Delany has publicly shown no such inclination as well. But he is... Jim Delany. He always has a master plan to get bigger and better. The only setback Delany has suffered was the failure to bring Notre Dame into the fold.
The Irish are more committed to the ACC than any other conference and Delany--being a classic Jersey guy--is not going to knock on any doors in South Bend.
But Austin, Texas, Lawrence, Kansas or Norman, Oklahoma are a different matter.
The odds are against this happening. But the longer the Big 12 maintains the status quo and the longer that schools such as Texas and Oklahoma are part of a conference that can't settle on which direction it wants to move, the longer Delany has to simply hit the send button on a master plan which would seal the Big Ten's status as the most Super of the Super Conferences in overall influence.
If BYU had the clout of say an Alabama or a Notre Dame or even a Texas, the school could have handled the firestorm created by the LGBT issues opposition made public regarding their addition to the Big 12.
But the Cougars do not. And, that is why they will probably not make the Big 12 expansion cut at 2 or even four teams. With the recent problems surrounding Baylor and other issues involving BYU about it's No Sunday play and other campus issues, the Big 12 does not want or need a choice that will stir controversy--unless it is a perennial national power in football, which BYU is not.

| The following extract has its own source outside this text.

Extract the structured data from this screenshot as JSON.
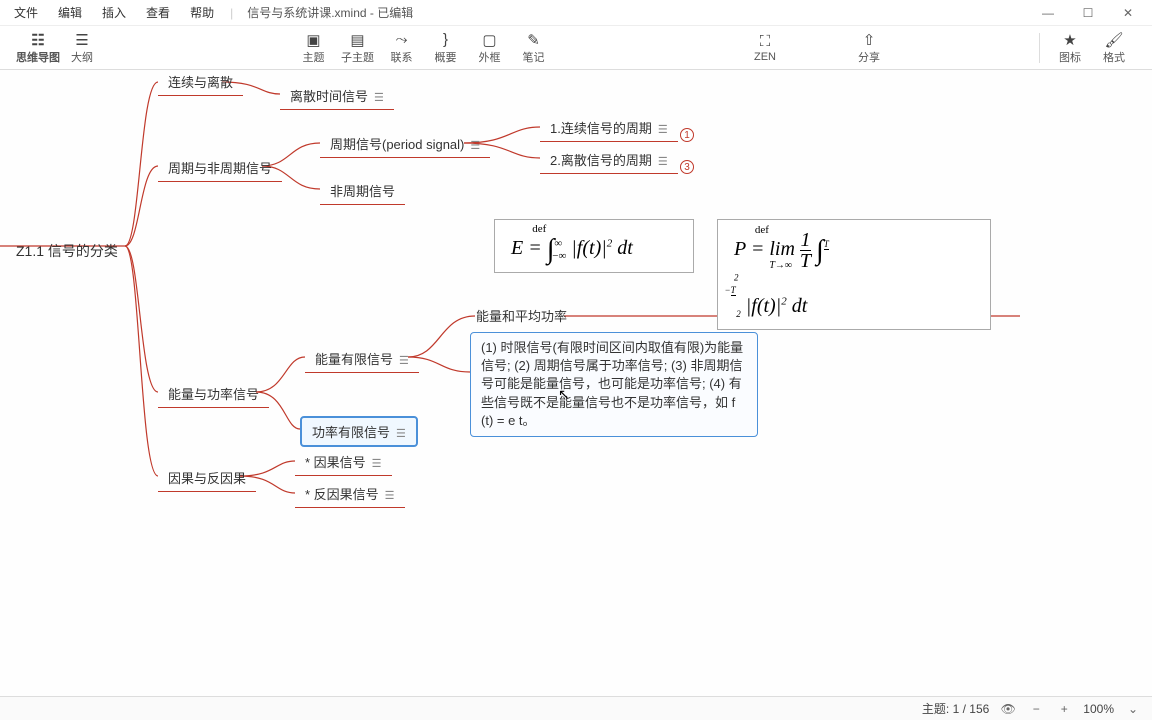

So let's move on. The original list of six leading contending schools--BYU, Houston, Cincinnati, UCF, Memphis and Connecticut is now a Group of 5.
And while there has been major speculation that Houston is a solid favorite because of its backing from the University of Texas, I am not part of that pack.
I'm still trying to find the votes for Houston. The Cougars need 8 of the 10 members. I can't find them. I think that at least 3 schools--and I'm guessing Kansas, Kansas State and Iowa State---will vote NO.
There is some speculation that those three schools will be intimidated if both Oklahoma and Texas are pushing to include Houston. But if that doesn't happen, the game is over. Houston is out.
Which leaves a variety of schools who do not have a great appeal in football (which is dictating these moves).
The Big 12 could take UConn and Cincinnati, which would increase the value in basketball, but do nothing in football.
It could go into Florida and take UCF, which puts the Big 12 in the Florida market, but does little else. What Memphis brings is even more unclear.
It could take 4 schools UCF, Memphis, Cincinnati, and UConn.
It could go rogue, so to speak, and go to New Mexico or Tulane or Colorado State, a move which would do nothing more than turn the Big 12 into a different version of Conference USA.
It could also shoot for the moon and see if Arizona and Arizona State can be pried away from the Pac-12.
None of those moves makes sense, but when Presidents are talking about moves which affect athletics anything is possible.
The Big 12 could also decide that none of the schools available is worth the move and it will remain at 10 schools, conduct a championship football playoff game and hope for the best.
Houston is receiving the most political support. But right now, I can't find the 8 votes necessary to get Houston.
If Houston and BYU are both off the list, anything including a Big 10 invasion would seem possible.
The ACC is discussing whether to increase its conference football schedule to 9 games or keep the total at 8, but requiring that two of the 4 non-conference games be against Power 5 conference schools. The sentiment among the elite schools (Clemson, FSU) is to keep the total at 8. [/membership]